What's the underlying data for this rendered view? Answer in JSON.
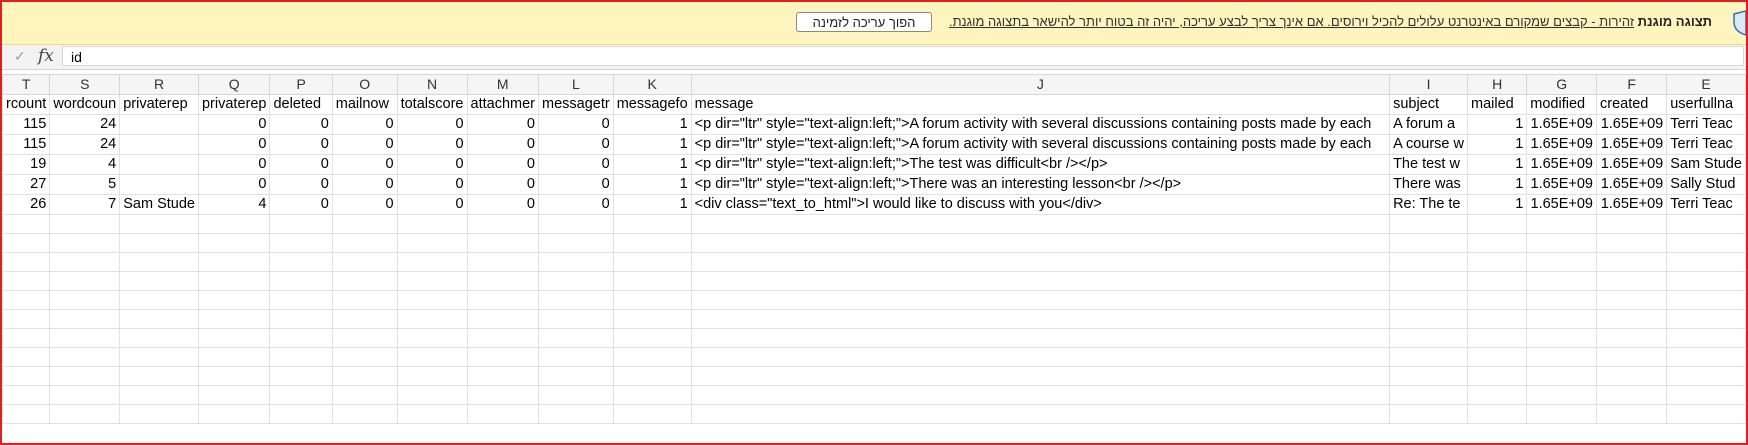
{
  "protected_view": {
    "title": "תצוגה מוגנת",
    "warning": "זהירות - קבצים שמקורם באינטרנט עלולים להכיל וירוסים. אם אינך צריך לבצע עריכה, יהיה זה בטוח יותר להישאר בתצוגה מוגנת.",
    "enable_button": "הפוך עריכה לזמינה"
  },
  "formula_bar": {
    "check_icon": "check-icon",
    "fx_label": "fx",
    "value": "id"
  },
  "columns": [
    {
      "letter": "T",
      "header": "rcount"
    },
    {
      "letter": "S",
      "header": "wordcoun"
    },
    {
      "letter": "R",
      "header": "privaterep"
    },
    {
      "letter": "Q",
      "header": "privaterep"
    },
    {
      "letter": "P",
      "header": "deleted"
    },
    {
      "letter": "O",
      "header": "mailnow"
    },
    {
      "letter": "N",
      "header": "totalscore"
    },
    {
      "letter": "M",
      "header": "attachmer"
    },
    {
      "letter": "L",
      "header": "messagetr"
    },
    {
      "letter": "K",
      "header": "messagefo"
    },
    {
      "letter": "J",
      "header": "message"
    },
    {
      "letter": "I",
      "header": "subject"
    },
    {
      "letter": "H",
      "header": "mailed"
    },
    {
      "letter": "G",
      "header": "modified"
    },
    {
      "letter": "F",
      "header": "created"
    },
    {
      "letter": "E",
      "header": "userfullna"
    }
  ],
  "rows": [
    [
      "115",
      "24",
      "",
      "0",
      "0",
      "0",
      "0",
      "0",
      "0",
      "1",
      "<p dir=\"ltr\" style=\"text-align:left;\">A forum activity with several discussions containing posts made by each",
      "A forum a",
      "1",
      "1.65E+09",
      "1.65E+09",
      "Terri Teac"
    ],
    [
      "115",
      "24",
      "",
      "0",
      "0",
      "0",
      "0",
      "0",
      "0",
      "1",
      "<p dir=\"ltr\" style=\"text-align:left;\">A forum activity with several discussions containing posts made by each",
      "A course w",
      "1",
      "1.65E+09",
      "1.65E+09",
      "Terri Teac"
    ],
    [
      "19",
      "4",
      "",
      "0",
      "0",
      "0",
      "0",
      "0",
      "0",
      "1",
      "<p dir=\"ltr\" style=\"text-align:left;\">The test was difficult<br /></p>",
      "The test w",
      "1",
      "1.65E+09",
      "1.65E+09",
      "Sam Stude"
    ],
    [
      "27",
      "5",
      "",
      "0",
      "0",
      "0",
      "0",
      "0",
      "0",
      "1",
      "<p dir=\"ltr\" style=\"text-align:left;\">There was an interesting lesson<br /></p>",
      "There was",
      "1",
      "1.65E+09",
      "1.65E+09",
      "Sally Stud"
    ],
    [
      "26",
      "7",
      "Sam Stude",
      "4",
      "0",
      "0",
      "0",
      "0",
      "0",
      "1",
      "<div class=\"text_to_html\">I would like to discuss with you</div>",
      "Re: The te",
      "1",
      "1.65E+09",
      "1.65E+09",
      "Terri Teac"
    ]
  ],
  "empty_rows": 11
}
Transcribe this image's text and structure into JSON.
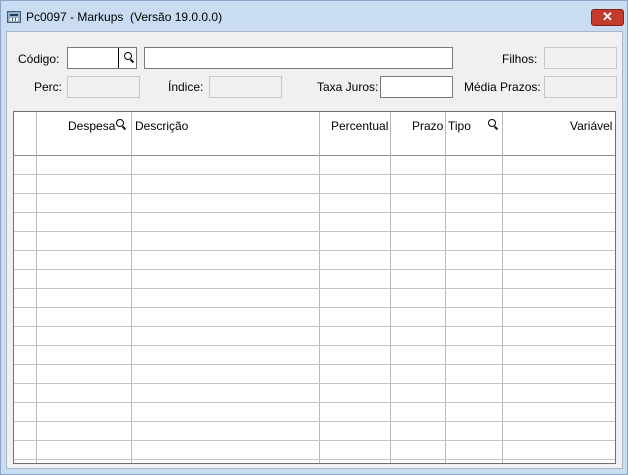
{
  "window": {
    "title": "Pc0097 - Markups  (Versão 19.0.0.0)",
    "close_label": "✕",
    "icon": "calculator-icon",
    "accent_color": "#c43b2b"
  },
  "form": {
    "codigo_label": "Código:",
    "codigo_value": "",
    "descricao_value": "",
    "filhos_label": "Filhos:",
    "filhos_value": "",
    "perc_label": "Perc:",
    "perc_value": "",
    "indice_label": "Índice:",
    "indice_value": "",
    "taxa_juros_label": "Taxa Juros:",
    "taxa_juros_value": "",
    "media_prazos_label": "Média Prazos:",
    "media_prazos_value": ""
  },
  "grid": {
    "columns": [
      {
        "key": "rowsel",
        "label": ""
      },
      {
        "key": "despesa",
        "label": "Despesa",
        "lookup_icon": "search-icon"
      },
      {
        "key": "descricao",
        "label": "Descrição"
      },
      {
        "key": "percentual",
        "label": "Percentual"
      },
      {
        "key": "prazo",
        "label": "Prazo"
      },
      {
        "key": "tipo",
        "label": "Tipo",
        "lookup_icon": "search-icon"
      },
      {
        "key": "variavel",
        "label": "Variável"
      }
    ],
    "rows": []
  }
}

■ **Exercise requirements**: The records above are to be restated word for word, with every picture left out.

■ **Written reply**:
What's the underlying data for this rendered view? Answer in JSON.
{
  "protected_view": {
    "title": "תצוגה מוגנת",
    "warning": "זהירות - קבצים שמקורם באינטרנט עלולים להכיל וירוסים. אם אינך צריך לבצע עריכה, יהיה זה בטוח יותר להישאר בתצוגה מוגנת.",
    "enable_button": "הפוך עריכה לזמינה"
  },
  "formula_bar": {
    "check_icon": "check-icon",
    "fx_label": "fx",
    "value": "id"
  },
  "columns": [
    {
      "letter": "T",
      "header": "rcount"
    },
    {
      "letter": "S",
      "header": "wordcoun"
    },
    {
      "letter": "R",
      "header": "privaterep"
    },
    {
      "letter": "Q",
      "header": "privaterep"
    },
    {
      "letter": "P",
      "header": "deleted"
    },
    {
      "letter": "O",
      "header": "mailnow"
    },
    {
      "letter": "N",
      "header": "totalscore"
    },
    {
      "letter": "M",
      "header": "attachmer"
    },
    {
      "letter": "L",
      "header": "messagetr"
    },
    {
      "letter": "K",
      "header": "messagefo"
    },
    {
      "letter": "J",
      "header": "message"
    },
    {
      "letter": "I",
      "header": "subject"
    },
    {
      "letter": "H",
      "header": "mailed"
    },
    {
      "letter": "G",
      "header": "modified"
    },
    {
      "letter": "F",
      "header": "created"
    },
    {
      "letter": "E",
      "header": "userfullna"
    }
  ],
  "rows": [
    [
      "115",
      "24",
      "",
      "0",
      "0",
      "0",
      "0",
      "0",
      "0",
      "1",
      "<p dir=\"ltr\" style=\"text-align:left;\">A forum activity with several discussions containing posts made by each",
      "A forum a",
      "1",
      "1.65E+09",
      "1.65E+09",
      "Terri Teac"
    ],
    [
      "115",
      "24",
      "",
      "0",
      "0",
      "0",
      "0",
      "0",
      "0",
      "1",
      "<p dir=\"ltr\" style=\"text-align:left;\">A forum activity with several discussions containing posts made by each",
      "A course w",
      "1",
      "1.65E+09",
      "1.65E+09",
      "Terri Teac"
    ],
    [
      "19",
      "4",
      "",
      "0",
      "0",
      "0",
      "0",
      "0",
      "0",
      "1",
      "<p dir=\"ltr\" style=\"text-align:left;\">The test was difficult<br /></p>",
      "The test w",
      "1",
      "1.65E+09",
      "1.65E+09",
      "Sam Stude"
    ],
    [
      "27",
      "5",
      "",
      "0",
      "0",
      "0",
      "0",
      "0",
      "0",
      "1",
      "<p dir=\"ltr\" style=\"text-align:left;\">There was an interesting lesson<br /></p>",
      "There was",
      "1",
      "1.65E+09",
      "1.65E+09",
      "Sally Stud"
    ],
    [
      "26",
      "7",
      "Sam Stude",
      "4",
      "0",
      "0",
      "0",
      "0",
      "0",
      "1",
      "<div class=\"text_to_html\">I would like to discuss with you</div>",
      "Re: The te",
      "1",
      "1.65E+09",
      "1.65E+09",
      "Terri Teac"
    ]
  ],
  "empty_rows": 11
}
Transcribe this image's text and structure into JSON.
{
  "window": {
    "title": "Pc0097 - Markups  (Versão 19.0.0.0)",
    "close_label": "✕",
    "icon": "calculator-icon",
    "accent_color": "#c43b2b"
  },
  "form": {
    "codigo_label": "Código:",
    "codigo_value": "",
    "descricao_value": "",
    "filhos_label": "Filhos:",
    "filhos_value": "",
    "perc_label": "Perc:",
    "perc_value": "",
    "indice_label": "Índice:",
    "indice_value": "",
    "taxa_juros_label": "Taxa Juros:",
    "taxa_juros_value": "",
    "media_prazos_label": "Média Prazos:",
    "media_prazos_value": ""
  },
  "grid": {
    "columns": [
      {
        "key": "rowsel",
        "label": ""
      },
      {
        "key": "despesa",
        "label": "Despesa",
        "lookup_icon": "search-icon"
      },
      {
        "key": "descricao",
        "label": "Descrição"
      },
      {
        "key": "percentual",
        "label": "Percentual"
      },
      {
        "key": "prazo",
        "label": "Prazo"
      },
      {
        "key": "tipo",
        "label": "Tipo",
        "lookup_icon": "search-icon"
      },
      {
        "key": "variavel",
        "label": "Variável"
      }
    ],
    "rows": []
  }
}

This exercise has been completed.